▶ _Directions for this task_
Lines holding the string "week" in the listing below are to be copied.

▶ _Entries shown_
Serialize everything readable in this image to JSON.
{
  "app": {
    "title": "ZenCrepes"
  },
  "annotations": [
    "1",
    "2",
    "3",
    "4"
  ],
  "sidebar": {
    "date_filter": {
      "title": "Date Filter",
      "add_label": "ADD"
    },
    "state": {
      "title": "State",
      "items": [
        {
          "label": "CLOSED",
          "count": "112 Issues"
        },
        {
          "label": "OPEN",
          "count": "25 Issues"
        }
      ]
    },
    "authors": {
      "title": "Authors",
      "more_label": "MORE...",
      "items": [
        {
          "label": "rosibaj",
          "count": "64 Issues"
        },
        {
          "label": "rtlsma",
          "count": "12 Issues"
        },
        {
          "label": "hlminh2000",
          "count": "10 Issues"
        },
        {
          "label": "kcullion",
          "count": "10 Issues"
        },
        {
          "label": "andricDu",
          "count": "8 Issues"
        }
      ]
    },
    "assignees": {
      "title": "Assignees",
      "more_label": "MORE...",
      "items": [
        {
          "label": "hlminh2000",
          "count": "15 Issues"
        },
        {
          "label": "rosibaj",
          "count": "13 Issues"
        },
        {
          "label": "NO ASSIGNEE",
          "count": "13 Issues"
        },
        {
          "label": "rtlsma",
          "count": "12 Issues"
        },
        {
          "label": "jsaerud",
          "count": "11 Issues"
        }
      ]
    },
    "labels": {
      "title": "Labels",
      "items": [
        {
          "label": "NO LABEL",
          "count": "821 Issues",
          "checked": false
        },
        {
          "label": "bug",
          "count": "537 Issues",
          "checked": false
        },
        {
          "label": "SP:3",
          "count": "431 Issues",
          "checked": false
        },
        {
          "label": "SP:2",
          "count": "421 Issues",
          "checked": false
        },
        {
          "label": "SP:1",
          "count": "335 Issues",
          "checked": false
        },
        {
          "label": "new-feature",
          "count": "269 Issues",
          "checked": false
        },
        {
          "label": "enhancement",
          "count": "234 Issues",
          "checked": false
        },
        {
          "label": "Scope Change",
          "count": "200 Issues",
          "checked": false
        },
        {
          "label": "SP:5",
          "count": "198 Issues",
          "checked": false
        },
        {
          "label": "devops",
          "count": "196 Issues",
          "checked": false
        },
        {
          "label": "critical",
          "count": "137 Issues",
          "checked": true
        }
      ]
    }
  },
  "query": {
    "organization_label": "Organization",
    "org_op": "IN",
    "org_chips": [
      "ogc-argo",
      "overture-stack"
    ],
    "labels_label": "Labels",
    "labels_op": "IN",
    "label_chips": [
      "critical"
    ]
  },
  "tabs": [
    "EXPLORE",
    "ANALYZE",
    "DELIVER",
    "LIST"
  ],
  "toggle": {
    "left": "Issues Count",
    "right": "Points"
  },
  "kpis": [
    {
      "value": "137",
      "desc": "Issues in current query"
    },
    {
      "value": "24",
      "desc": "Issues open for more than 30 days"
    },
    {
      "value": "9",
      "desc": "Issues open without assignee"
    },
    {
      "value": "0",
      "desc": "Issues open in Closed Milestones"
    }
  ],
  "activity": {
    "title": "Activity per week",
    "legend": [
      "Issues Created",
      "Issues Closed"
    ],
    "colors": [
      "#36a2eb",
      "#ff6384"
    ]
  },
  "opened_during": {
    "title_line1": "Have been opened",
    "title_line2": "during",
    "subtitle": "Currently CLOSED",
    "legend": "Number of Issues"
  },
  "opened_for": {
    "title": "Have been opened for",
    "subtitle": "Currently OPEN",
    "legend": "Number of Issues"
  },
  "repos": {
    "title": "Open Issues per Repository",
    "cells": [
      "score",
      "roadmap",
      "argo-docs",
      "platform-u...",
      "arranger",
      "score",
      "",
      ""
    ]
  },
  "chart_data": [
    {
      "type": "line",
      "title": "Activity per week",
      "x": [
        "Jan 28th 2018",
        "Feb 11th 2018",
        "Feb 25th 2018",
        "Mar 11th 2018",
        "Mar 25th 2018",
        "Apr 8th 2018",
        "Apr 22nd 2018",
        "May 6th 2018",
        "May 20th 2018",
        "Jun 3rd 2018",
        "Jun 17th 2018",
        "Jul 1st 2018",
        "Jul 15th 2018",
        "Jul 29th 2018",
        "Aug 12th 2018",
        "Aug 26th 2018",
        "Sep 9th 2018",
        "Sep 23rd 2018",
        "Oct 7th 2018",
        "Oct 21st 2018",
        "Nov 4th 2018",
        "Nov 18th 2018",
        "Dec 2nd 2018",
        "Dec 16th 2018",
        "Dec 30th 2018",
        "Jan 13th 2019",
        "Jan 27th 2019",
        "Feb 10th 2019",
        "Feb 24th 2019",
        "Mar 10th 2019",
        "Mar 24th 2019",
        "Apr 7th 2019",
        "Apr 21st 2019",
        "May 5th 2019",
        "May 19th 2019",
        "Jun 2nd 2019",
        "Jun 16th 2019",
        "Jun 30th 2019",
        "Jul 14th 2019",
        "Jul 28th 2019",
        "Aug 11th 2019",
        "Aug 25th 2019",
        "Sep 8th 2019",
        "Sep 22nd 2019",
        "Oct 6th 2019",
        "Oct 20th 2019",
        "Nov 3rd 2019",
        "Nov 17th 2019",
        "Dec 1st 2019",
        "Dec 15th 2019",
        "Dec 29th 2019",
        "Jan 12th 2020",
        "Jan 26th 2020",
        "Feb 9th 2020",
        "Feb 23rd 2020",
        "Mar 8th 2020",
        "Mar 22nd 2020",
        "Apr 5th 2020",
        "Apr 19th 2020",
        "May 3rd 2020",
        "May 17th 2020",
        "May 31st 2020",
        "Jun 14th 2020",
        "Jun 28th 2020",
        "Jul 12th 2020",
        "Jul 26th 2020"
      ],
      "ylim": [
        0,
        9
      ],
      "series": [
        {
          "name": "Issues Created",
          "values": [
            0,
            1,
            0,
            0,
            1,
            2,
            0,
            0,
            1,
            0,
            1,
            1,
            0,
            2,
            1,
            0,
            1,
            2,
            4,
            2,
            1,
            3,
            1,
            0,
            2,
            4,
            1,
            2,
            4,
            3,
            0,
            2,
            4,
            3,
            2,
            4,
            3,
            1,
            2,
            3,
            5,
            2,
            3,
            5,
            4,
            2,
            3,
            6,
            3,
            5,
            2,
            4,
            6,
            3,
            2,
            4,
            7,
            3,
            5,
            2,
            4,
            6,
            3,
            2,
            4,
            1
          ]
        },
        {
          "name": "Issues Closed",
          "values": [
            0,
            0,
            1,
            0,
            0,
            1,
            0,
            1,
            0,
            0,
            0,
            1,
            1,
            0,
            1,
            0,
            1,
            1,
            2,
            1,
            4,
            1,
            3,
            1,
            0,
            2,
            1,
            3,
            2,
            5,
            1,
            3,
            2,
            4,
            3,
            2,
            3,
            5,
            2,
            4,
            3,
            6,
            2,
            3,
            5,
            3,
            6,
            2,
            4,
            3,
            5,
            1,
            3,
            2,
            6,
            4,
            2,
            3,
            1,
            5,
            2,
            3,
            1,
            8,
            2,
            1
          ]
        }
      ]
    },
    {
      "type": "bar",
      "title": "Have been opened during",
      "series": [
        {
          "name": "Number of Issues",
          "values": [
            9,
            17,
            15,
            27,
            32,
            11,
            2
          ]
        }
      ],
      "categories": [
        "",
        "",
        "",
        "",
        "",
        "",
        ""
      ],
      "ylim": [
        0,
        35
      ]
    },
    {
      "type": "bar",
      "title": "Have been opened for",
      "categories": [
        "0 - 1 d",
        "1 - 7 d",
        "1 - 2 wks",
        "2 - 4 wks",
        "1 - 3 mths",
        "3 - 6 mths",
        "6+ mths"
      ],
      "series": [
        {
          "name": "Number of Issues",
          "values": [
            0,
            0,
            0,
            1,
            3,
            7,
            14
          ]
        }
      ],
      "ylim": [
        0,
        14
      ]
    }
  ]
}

▶ _Output below_
    "title": "Activity per week",
      "title": "Activity per week",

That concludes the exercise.